REQUIREMENT:
Your answer must be an exact copy of the data below, minus any pictures.

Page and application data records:
[Start of Attachment]
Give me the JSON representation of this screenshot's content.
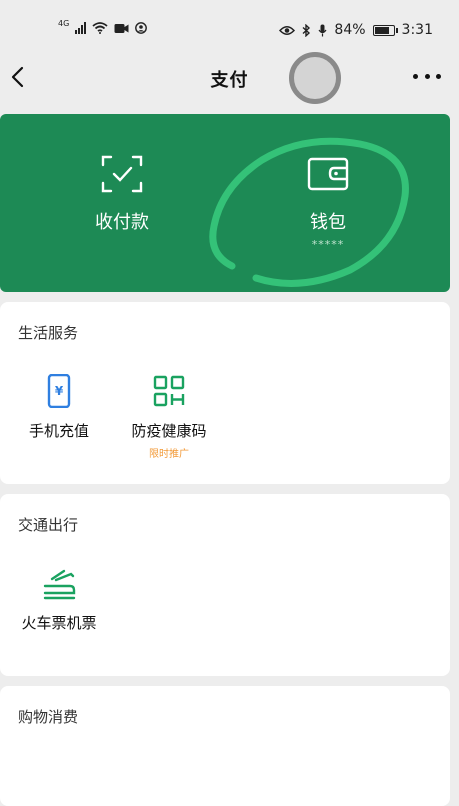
{
  "statusbar": {
    "network": "4G",
    "battery": "84%",
    "battery_level": 0.84,
    "time": "3:31"
  },
  "navbar": {
    "title": "支付"
  },
  "paycard": {
    "items": [
      {
        "label": "收付款",
        "icon": "scan-frame-icon"
      },
      {
        "label": "钱包",
        "icon": "wallet-icon",
        "sub": "*****"
      }
    ]
  },
  "sections": [
    {
      "title": "生活服务",
      "items": [
        {
          "label": "手机充值",
          "icon": "phone-yuan-icon"
        },
        {
          "label": "防疫健康码",
          "icon": "qr-code-icon",
          "tag": "限时推广"
        }
      ]
    },
    {
      "title": "交通出行",
      "items": [
        {
          "label": "火车票机票",
          "icon": "train-plane-icon"
        }
      ]
    },
    {
      "title": "购物消费",
      "items": []
    }
  ],
  "colors": {
    "card_green": "#1d8a55",
    "icon_green": "#1aa260",
    "icon_blue": "#2f7fe0",
    "tag_orange": "#f29a38",
    "swirl_green": "#36c57a"
  }
}
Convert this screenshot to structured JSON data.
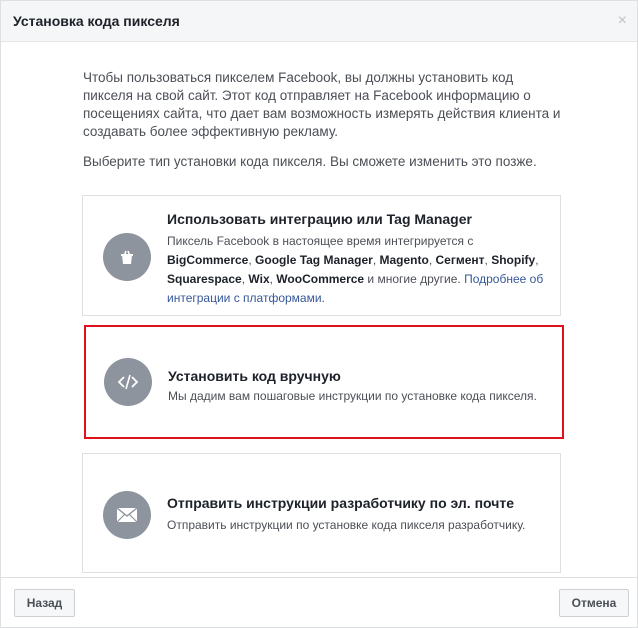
{
  "dialog": {
    "title": "Установка кода пикселя",
    "close_glyph": "×"
  },
  "intro_text": "Чтобы пользоваться пикселем Facebook, вы должны установить код пикселя на свой сайт. Этот код отправляет на Facebook информацию о посещениях сайта, что дает вам возможность измерять действия клиента и создавать более эффективную рекламу.",
  "choose_text": "Выберите тип установки кода пикселя. Вы сможете изменить это позже.",
  "options": [
    {
      "title": "Использовать интеграцию или Tag Manager",
      "icon": "shopping-bag-icon",
      "desc_prefix": "Пиксель Facebook в настоящее время интегрируется с ",
      "platforms": [
        "BigCommerce",
        "Google Tag Manager",
        "Magento",
        "Сегмент",
        "Shopify",
        "Squarespace",
        "Wix",
        "WooCommerce"
      ],
      "desc_suffix": " и многие другие. ",
      "link_text": "Подробнее об интеграции с платформами",
      "link_end": "."
    },
    {
      "title": "Установить код вручную",
      "icon": "code-icon",
      "desc": "Мы дадим вам пошаговые инструкции по установке кода пикселя."
    },
    {
      "title": "Отправить инструкции разработчику по эл. почте",
      "icon": "envelope-icon",
      "desc": "Отправить инструкции по установке кода пикселя разработчику."
    }
  ],
  "footer": {
    "back_label": "Назад",
    "cancel_label": "Отмена"
  },
  "colors": {
    "highlight_border": "#e0111b",
    "icon_circle": "#8d949e",
    "link": "#365899"
  }
}
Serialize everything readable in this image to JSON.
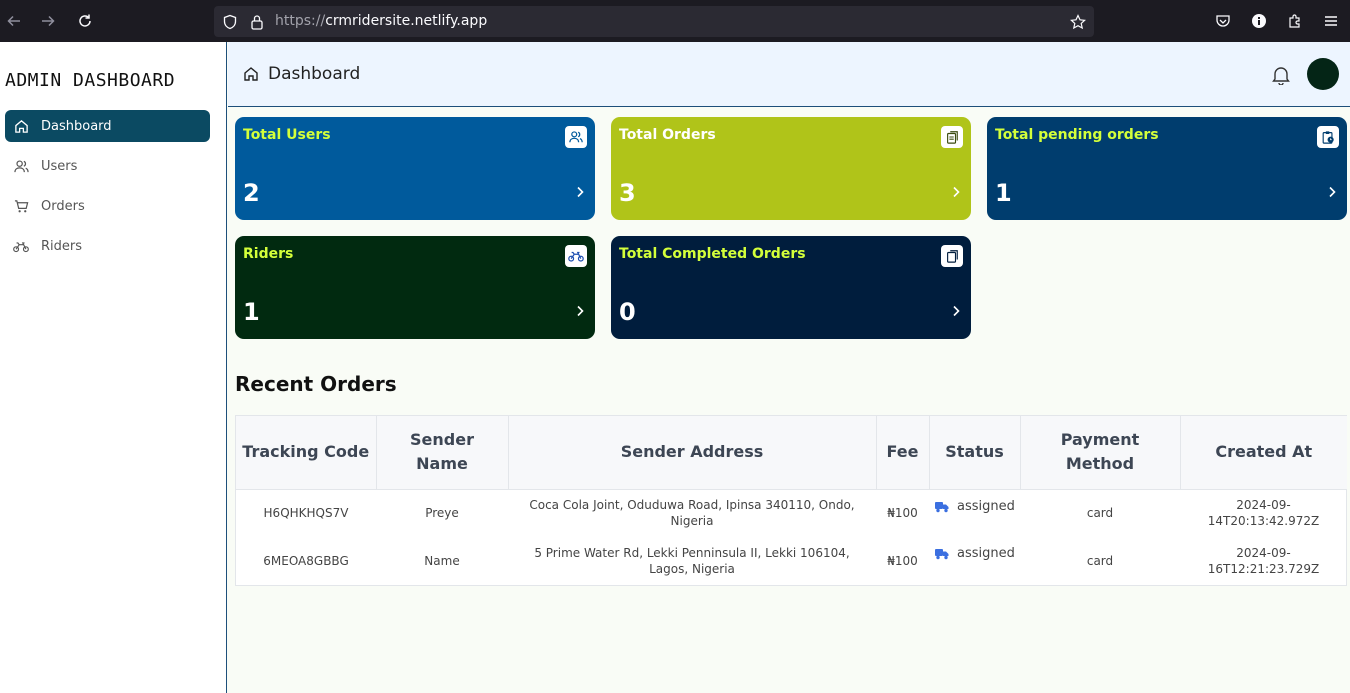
{
  "browser": {
    "url_protocol": "https://",
    "url_host": "crmridersite.netlify.app"
  },
  "sidebar": {
    "brand": "ADMIN DASHBOARD",
    "items": [
      {
        "label": "Dashboard",
        "icon": "home-icon",
        "active": true
      },
      {
        "label": "Users",
        "icon": "users-icon",
        "active": false
      },
      {
        "label": "Orders",
        "icon": "cart-icon",
        "active": false
      },
      {
        "label": "Riders",
        "icon": "bike-icon",
        "active": false
      }
    ]
  },
  "header": {
    "title": "Dashboard"
  },
  "cards": [
    {
      "title": "Total Users",
      "value": "2",
      "icon": "users-icon",
      "bg": "#005a9c",
      "title_color": "#d4ff3a"
    },
    {
      "title": "Total Orders",
      "value": "3",
      "icon": "clipboard-icon",
      "bg": "#b0c419",
      "title_color": "#ffffff"
    },
    {
      "title": "Total pending orders",
      "value": "1",
      "icon": "clipboard-clock-icon",
      "bg": "#003d6e",
      "title_color": "#d4ff3a"
    },
    {
      "title": "Riders",
      "value": "1",
      "icon": "bike-icon",
      "bg": "#012a10",
      "title_color": "#d4ff3a"
    },
    {
      "title": "Total Completed Orders",
      "value": "0",
      "icon": "copy-icon",
      "bg": "#001d3d",
      "title_color": "#d4ff3a"
    }
  ],
  "recent_orders": {
    "title": "Recent Orders",
    "columns": [
      "Tracking Code",
      "Sender Name",
      "Sender Address",
      "Fee",
      "Status",
      "Payment Method",
      "Created At"
    ],
    "rows": [
      {
        "tracking_code": "H6QHKHQS7V",
        "sender_name": "Preye",
        "sender_address": "Coca Cola Joint, Oduduwa Road, Ipinsa 340110, Ondo, Nigeria",
        "fee": "₦100",
        "status": "assigned",
        "payment_method": "card",
        "created_at": "2024-09-14T20:13:42.972Z"
      },
      {
        "tracking_code": "6MEOA8GBBG",
        "sender_name": "Name",
        "sender_address": "5 Prime Water Rd, Lekki Penninsula II, Lekki 106104, Lagos, Nigeria",
        "fee": "₦100",
        "status": "assigned",
        "payment_method": "card",
        "created_at": "2024-09-16T12:21:23.729Z"
      }
    ]
  },
  "colors": {
    "sidebar_active": "#0b4a62",
    "header_bg": "#edf5ff",
    "status_icon": "#3b6fe0"
  }
}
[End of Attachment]
SOLUTION TO THIS PROBLEM:
Give me the JSON representation of this screenshot's content.
{
  "statusbar": {
    "network": "4G",
    "battery": "84%",
    "battery_level": 0.84,
    "time": "3:31"
  },
  "navbar": {
    "title": "支付"
  },
  "paycard": {
    "items": [
      {
        "label": "收付款",
        "icon": "scan-frame-icon"
      },
      {
        "label": "钱包",
        "icon": "wallet-icon",
        "sub": "*****"
      }
    ]
  },
  "sections": [
    {
      "title": "生活服务",
      "items": [
        {
          "label": "手机充值",
          "icon": "phone-yuan-icon"
        },
        {
          "label": "防疫健康码",
          "icon": "qr-code-icon",
          "tag": "限时推广"
        }
      ]
    },
    {
      "title": "交通出行",
      "items": [
        {
          "label": "火车票机票",
          "icon": "train-plane-icon"
        }
      ]
    },
    {
      "title": "购物消费",
      "items": []
    }
  ],
  "colors": {
    "card_green": "#1d8a55",
    "icon_green": "#1aa260",
    "icon_blue": "#2f7fe0",
    "tag_orange": "#f29a38",
    "swirl_green": "#36c57a"
  }
}
Convert this screenshot to structured JSON data.
{
  "dialog": {
    "title": "Установка кода пикселя",
    "close_glyph": "×"
  },
  "intro_text": "Чтобы пользоваться пикселем Facebook, вы должны установить код пикселя на свой сайт. Этот код отправляет на Facebook информацию о посещениях сайта, что дает вам возможность измерять действия клиента и создавать более эффективную рекламу.",
  "choose_text": "Выберите тип установки кода пикселя. Вы сможете изменить это позже.",
  "options": [
    {
      "title": "Использовать интеграцию или Tag Manager",
      "icon": "shopping-bag-icon",
      "desc_prefix": "Пиксель Facebook в настоящее время интегрируется с ",
      "platforms": [
        "BigCommerce",
        "Google Tag Manager",
        "Magento",
        "Сегмент",
        "Shopify",
        "Squarespace",
        "Wix",
        "WooCommerce"
      ],
      "desc_suffix": " и многие другие. ",
      "link_text": "Подробнее об интеграции с платформами",
      "link_end": "."
    },
    {
      "title": "Установить код вручную",
      "icon": "code-icon",
      "desc": "Мы дадим вам пошаговые инструкции по установке кода пикселя."
    },
    {
      "title": "Отправить инструкции разработчику по эл. почте",
      "icon": "envelope-icon",
      "desc": "Отправить инструкции по установке кода пикселя разработчику."
    }
  ],
  "footer": {
    "back_label": "Назад",
    "cancel_label": "Отмена"
  },
  "colors": {
    "highlight_border": "#e0111b",
    "icon_circle": "#8d949e",
    "link": "#365899"
  }
}
Serialize everything readable in this image to JSON.
{
  "browser": {
    "url_protocol": "https://",
    "url_host": "crmridersite.netlify.app"
  },
  "sidebar": {
    "brand": "ADMIN DASHBOARD",
    "items": [
      {
        "label": "Dashboard",
        "icon": "home-icon",
        "active": true
      },
      {
        "label": "Users",
        "icon": "users-icon",
        "active": false
      },
      {
        "label": "Orders",
        "icon": "cart-icon",
        "active": false
      },
      {
        "label": "Riders",
        "icon": "bike-icon",
        "active": false
      }
    ]
  },
  "header": {
    "title": "Dashboard"
  },
  "cards": [
    {
      "title": "Total Users",
      "value": "2",
      "icon": "users-icon",
      "bg": "#005a9c",
      "title_color": "#d4ff3a"
    },
    {
      "title": "Total Orders",
      "value": "3",
      "icon": "clipboard-icon",
      "bg": "#b0c419",
      "title_color": "#ffffff"
    },
    {
      "title": "Total pending orders",
      "value": "1",
      "icon": "clipboard-clock-icon",
      "bg": "#003d6e",
      "title_color": "#d4ff3a"
    },
    {
      "title": "Riders",
      "value": "1",
      "icon": "bike-icon",
      "bg": "#012a10",
      "title_color": "#d4ff3a"
    },
    {
      "title": "Total Completed Orders",
      "value": "0",
      "icon": "copy-icon",
      "bg": "#001d3d",
      "title_color": "#d4ff3a"
    }
  ],
  "recent_orders": {
    "title": "Recent Orders",
    "columns": [
      "Tracking Code",
      "Sender Name",
      "Sender Address",
      "Fee",
      "Status",
      "Payment Method",
      "Created At"
    ],
    "rows": [
      {
        "tracking_code": "H6QHKHQS7V",
        "sender_name": "Preye",
        "sender_address": "Coca Cola Joint, Oduduwa Road, Ipinsa 340110, Ondo, Nigeria",
        "fee": "₦100",
        "status": "assigned",
        "payment_method": "card",
        "created_at": "2024-09-14T20:13:42.972Z"
      },
      {
        "tracking_code": "6MEOA8GBBG",
        "sender_name": "Name",
        "sender_address": "5 Prime Water Rd, Lekki Penninsula II, Lekki 106104, Lagos, Nigeria",
        "fee": "₦100",
        "status": "assigned",
        "payment_method": "card",
        "created_at": "2024-09-16T12:21:23.729Z"
      }
    ]
  },
  "colors": {
    "sidebar_active": "#0b4a62",
    "header_bg": "#edf5ff",
    "status_icon": "#3b6fe0"
  }
}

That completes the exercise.